*ABOUT THIS EXERCISE*. Please retype the whole listing so that it matches the original exactly.

┌──

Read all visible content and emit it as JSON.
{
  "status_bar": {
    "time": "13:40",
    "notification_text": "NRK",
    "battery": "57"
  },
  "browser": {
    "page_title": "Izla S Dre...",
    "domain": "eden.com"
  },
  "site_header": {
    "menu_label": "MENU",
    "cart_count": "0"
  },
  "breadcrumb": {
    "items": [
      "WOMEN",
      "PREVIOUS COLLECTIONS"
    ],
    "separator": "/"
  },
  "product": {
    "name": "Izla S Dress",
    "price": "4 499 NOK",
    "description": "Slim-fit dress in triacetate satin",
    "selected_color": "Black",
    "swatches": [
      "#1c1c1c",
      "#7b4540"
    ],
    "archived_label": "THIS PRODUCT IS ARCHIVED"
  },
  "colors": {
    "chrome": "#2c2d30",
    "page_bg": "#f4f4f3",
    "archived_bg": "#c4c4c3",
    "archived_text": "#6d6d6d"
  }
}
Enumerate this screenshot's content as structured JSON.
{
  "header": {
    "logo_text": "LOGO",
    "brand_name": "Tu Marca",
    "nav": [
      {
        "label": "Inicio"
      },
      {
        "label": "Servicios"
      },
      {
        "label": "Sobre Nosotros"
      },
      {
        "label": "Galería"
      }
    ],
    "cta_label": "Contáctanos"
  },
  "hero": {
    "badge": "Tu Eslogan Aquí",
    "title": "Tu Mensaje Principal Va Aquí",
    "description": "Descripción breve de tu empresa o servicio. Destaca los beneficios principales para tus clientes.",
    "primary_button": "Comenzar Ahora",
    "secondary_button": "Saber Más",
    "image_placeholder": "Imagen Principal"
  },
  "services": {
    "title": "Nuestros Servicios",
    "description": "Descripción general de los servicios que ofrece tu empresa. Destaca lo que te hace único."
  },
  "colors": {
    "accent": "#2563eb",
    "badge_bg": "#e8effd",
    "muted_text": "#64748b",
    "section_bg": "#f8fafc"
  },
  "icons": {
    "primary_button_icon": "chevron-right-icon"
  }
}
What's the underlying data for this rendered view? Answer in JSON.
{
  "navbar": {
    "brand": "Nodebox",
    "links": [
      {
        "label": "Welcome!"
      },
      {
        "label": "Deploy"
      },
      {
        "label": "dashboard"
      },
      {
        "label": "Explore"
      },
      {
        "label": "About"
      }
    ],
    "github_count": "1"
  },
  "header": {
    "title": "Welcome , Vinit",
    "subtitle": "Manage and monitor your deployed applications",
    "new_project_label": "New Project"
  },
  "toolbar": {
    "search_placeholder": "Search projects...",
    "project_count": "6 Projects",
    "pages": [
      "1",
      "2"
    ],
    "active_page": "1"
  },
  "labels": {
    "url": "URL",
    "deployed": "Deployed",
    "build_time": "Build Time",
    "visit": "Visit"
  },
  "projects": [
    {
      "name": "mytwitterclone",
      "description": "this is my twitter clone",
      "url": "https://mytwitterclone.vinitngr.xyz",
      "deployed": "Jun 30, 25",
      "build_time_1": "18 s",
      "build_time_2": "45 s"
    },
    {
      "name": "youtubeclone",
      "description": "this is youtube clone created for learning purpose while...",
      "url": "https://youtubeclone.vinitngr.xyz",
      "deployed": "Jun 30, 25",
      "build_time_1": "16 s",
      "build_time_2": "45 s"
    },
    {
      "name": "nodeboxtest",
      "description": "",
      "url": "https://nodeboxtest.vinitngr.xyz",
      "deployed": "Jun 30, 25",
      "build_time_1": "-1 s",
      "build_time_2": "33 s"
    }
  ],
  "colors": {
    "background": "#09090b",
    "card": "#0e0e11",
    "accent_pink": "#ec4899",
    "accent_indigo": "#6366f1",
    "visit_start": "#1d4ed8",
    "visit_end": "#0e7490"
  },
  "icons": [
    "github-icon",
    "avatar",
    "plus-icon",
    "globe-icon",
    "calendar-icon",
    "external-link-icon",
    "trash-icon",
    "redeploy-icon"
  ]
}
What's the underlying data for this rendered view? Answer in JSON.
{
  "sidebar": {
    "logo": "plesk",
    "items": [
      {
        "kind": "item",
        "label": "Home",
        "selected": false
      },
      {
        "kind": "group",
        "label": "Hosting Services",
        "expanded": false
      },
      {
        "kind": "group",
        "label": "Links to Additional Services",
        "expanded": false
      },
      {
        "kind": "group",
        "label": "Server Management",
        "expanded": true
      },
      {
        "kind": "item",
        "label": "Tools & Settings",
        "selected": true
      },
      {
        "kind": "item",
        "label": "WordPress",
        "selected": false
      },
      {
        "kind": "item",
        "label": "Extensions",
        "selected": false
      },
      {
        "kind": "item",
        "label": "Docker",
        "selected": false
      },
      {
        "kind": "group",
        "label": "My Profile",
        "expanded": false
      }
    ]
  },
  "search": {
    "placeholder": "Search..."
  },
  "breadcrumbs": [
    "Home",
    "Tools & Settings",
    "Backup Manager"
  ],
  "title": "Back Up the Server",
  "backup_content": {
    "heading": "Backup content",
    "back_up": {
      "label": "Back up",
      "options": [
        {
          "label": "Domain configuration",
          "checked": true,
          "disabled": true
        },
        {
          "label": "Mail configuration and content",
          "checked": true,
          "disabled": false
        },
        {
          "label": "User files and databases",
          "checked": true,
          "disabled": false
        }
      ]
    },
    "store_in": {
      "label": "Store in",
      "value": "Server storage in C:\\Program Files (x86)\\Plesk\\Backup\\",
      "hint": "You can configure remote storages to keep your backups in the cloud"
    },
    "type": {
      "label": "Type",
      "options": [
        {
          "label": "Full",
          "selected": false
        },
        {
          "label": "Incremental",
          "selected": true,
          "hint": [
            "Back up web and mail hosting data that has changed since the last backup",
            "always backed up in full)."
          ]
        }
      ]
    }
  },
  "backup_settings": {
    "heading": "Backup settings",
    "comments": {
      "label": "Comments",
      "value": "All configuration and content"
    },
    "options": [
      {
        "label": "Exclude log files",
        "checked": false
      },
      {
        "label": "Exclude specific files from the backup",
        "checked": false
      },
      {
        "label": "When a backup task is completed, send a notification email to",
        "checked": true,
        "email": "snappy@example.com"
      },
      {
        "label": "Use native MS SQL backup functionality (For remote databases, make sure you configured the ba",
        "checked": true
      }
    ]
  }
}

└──

*SOLUTION FOR THIS PROBLEM*.
Read all visible content and emit it as JSON.
{
  "status_bar": {
    "time": "13:40",
    "notification_text": "NRK",
    "battery": "57"
  },
  "browser": {
    "page_title": "Izla S Dre...",
    "domain": "eden.com"
  },
  "site_header": {
    "menu_label": "MENU",
    "cart_count": "0"
  },
  "breadcrumb": {
    "items": [
      "WOMEN",
      "PREVIOUS COLLECTIONS"
    ],
    "separator": "/"
  },
  "product": {
    "name": "Izla S Dress",
    "price": "4 499 NOK",
    "description": "Slim-fit dress in triacetate satin",
    "selected_color": "Black",
    "swatches": [
      "#1c1c1c",
      "#7b4540"
    ],
    "archived_label": "THIS PRODUCT IS ARCHIVED"
  },
  "colors": {
    "chrome": "#2c2d30",
    "page_bg": "#f4f4f3",
    "archived_bg": "#c4c4c3",
    "archived_text": "#6d6d6d"
  }
}
Enumerate this screenshot's content as structured JSON.
{
  "header": {
    "logo_text": "LOGO",
    "brand_name": "Tu Marca",
    "nav": [
      {
        "label": "Inicio"
      },
      {
        "label": "Servicios"
      },
      {
        "label": "Sobre Nosotros"
      },
      {
        "label": "Galería"
      }
    ],
    "cta_label": "Contáctanos"
  },
  "hero": {
    "badge": "Tu Eslogan Aquí",
    "title": "Tu Mensaje Principal Va Aquí",
    "description": "Descripción breve de tu empresa o servicio. Destaca los beneficios principales para tus clientes.",
    "primary_button": "Comenzar Ahora",
    "secondary_button": "Saber Más",
    "image_placeholder": "Imagen Principal"
  },
  "services": {
    "title": "Nuestros Servicios",
    "description": "Descripción general de los servicios que ofrece tu empresa. Destaca lo que te hace único."
  },
  "colors": {
    "accent": "#2563eb",
    "badge_bg": "#e8effd",
    "muted_text": "#64748b",
    "section_bg": "#f8fafc"
  },
  "icons": {
    "primary_button_icon": "chevron-right-icon"
  }
}
What's the underlying data for this rendered view? Answer in JSON.
{
  "navbar": {
    "brand": "Nodebox",
    "links": [
      {
        "label": "Welcome!"
      },
      {
        "label": "Deploy"
      },
      {
        "label": "dashboard"
      },
      {
        "label": "Explore"
      },
      {
        "label": "About"
      }
    ],
    "github_count": "1"
  },
  "header": {
    "title": "Welcome , Vinit",
    "subtitle": "Manage and monitor your deployed applications",
    "new_project_label": "New Project"
  },
  "toolbar": {
    "search_placeholder": "Search projects...",
    "project_count": "6 Projects",
    "pages": [
      "1",
      "2"
    ],
    "active_page": "1"
  },
  "labels": {
    "url": "URL",
    "deployed": "Deployed",
    "build_time": "Build Time",
    "visit": "Visit"
  },
  "projects": [
    {
      "name": "mytwitterclone",
      "description": "this is my twitter clone",
      "url": "https://mytwitterclone.vinitngr.xyz",
      "deployed": "Jun 30, 25",
      "build_time_1": "18 s",
      "build_time_2": "45 s"
    },
    {
      "name": "youtubeclone",
      "description": "this is youtube clone created for learning purpose while...",
      "url": "https://youtubeclone.vinitngr.xyz",
      "deployed": "Jun 30, 25",
      "build_time_1": "16 s",
      "build_time_2": "45 s"
    },
    {
      "name": "nodeboxtest",
      "description": "",
      "url": "https://nodeboxtest.vinitngr.xyz",
      "deployed": "Jun 30, 25",
      "build_time_1": "-1 s",
      "build_time_2": "33 s"
    }
  ],
  "colors": {
    "background": "#09090b",
    "card": "#0e0e11",
    "accent_pink": "#ec4899",
    "accent_indigo": "#6366f1",
    "visit_start": "#1d4ed8",
    "visit_end": "#0e7490"
  },
  "icons": [
    "github-icon",
    "avatar",
    "plus-icon",
    "globe-icon",
    "calendar-icon",
    "external-link-icon",
    "trash-icon",
    "redeploy-icon"
  ]
}
What's the underlying data for this rendered view? Answer in JSON.
{
  "sidebar": {
    "logo": "plesk",
    "items": [
      {
        "kind": "item",
        "label": "Home",
        "selected": false
      },
      {
        "kind": "group",
        "label": "Hosting Services",
        "expanded": false
      },
      {
        "kind": "group",
        "label": "Links to Additional Services",
        "expanded": false
      },
      {
        "kind": "group",
        "label": "Server Management",
        "expanded": true
      },
      {
        "kind": "item",
        "label": "Tools & Settings",
        "selected": true
      },
      {
        "kind": "item",
        "label": "WordPress",
        "selected": false
      },
      {
        "kind": "item",
        "label": "Extensions",
        "selected": false
      },
      {
        "kind": "item",
        "label": "Docker",
        "selected": false
      },
      {
        "kind": "group",
        "label": "My Profile",
        "expanded": false
      }
    ]
  },
  "search": {
    "placeholder": "Search..."
  },
  "breadcrumbs": [
    "Home",
    "Tools & Settings",
    "Backup Manager"
  ],
  "title": "Back Up the Server",
  "backup_content": {
    "heading": "Backup content",
    "back_up": {
      "label": "Back up",
      "options": [
        {
          "label": "Domain configuration",
          "checked": true,
          "disabled": true
        },
        {
          "label": "Mail configuration and content",
          "checked": true,
          "disabled": false
        },
        {
          "label": "User files and databases",
          "checked": true,
          "disabled": false
        }
      ]
    },
    "store_in": {
      "label": "Store in",
      "value": "Server storage in C:\\Program Files (x86)\\Plesk\\Backup\\",
      "hint": "You can configure remote storages to keep your backups in the cloud"
    },
    "type": {
      "label": "Type",
      "options": [
        {
          "label": "Full",
          "selected": false
        },
        {
          "label": "Incremental",
          "selected": true,
          "hint": [
            "Back up web and mail hosting data that has changed since the last backup",
            "always backed up in full)."
          ]
        }
      ]
    }
  },
  "backup_settings": {
    "heading": "Backup settings",
    "comments": {
      "label": "Comments",
      "value": "All configuration and content"
    },
    "options": [
      {
        "label": "Exclude log files",
        "checked": false
      },
      {
        "label": "Exclude specific files from the backup",
        "checked": false
      },
      {
        "label": "When a backup task is completed, send a notification email to",
        "checked": true,
        "email": "snappy@example.com"
      },
      {
        "label": "Use native MS SQL backup functionality (For remote databases, make sure you configured the ba",
        "checked": true
      }
    ]
  }
}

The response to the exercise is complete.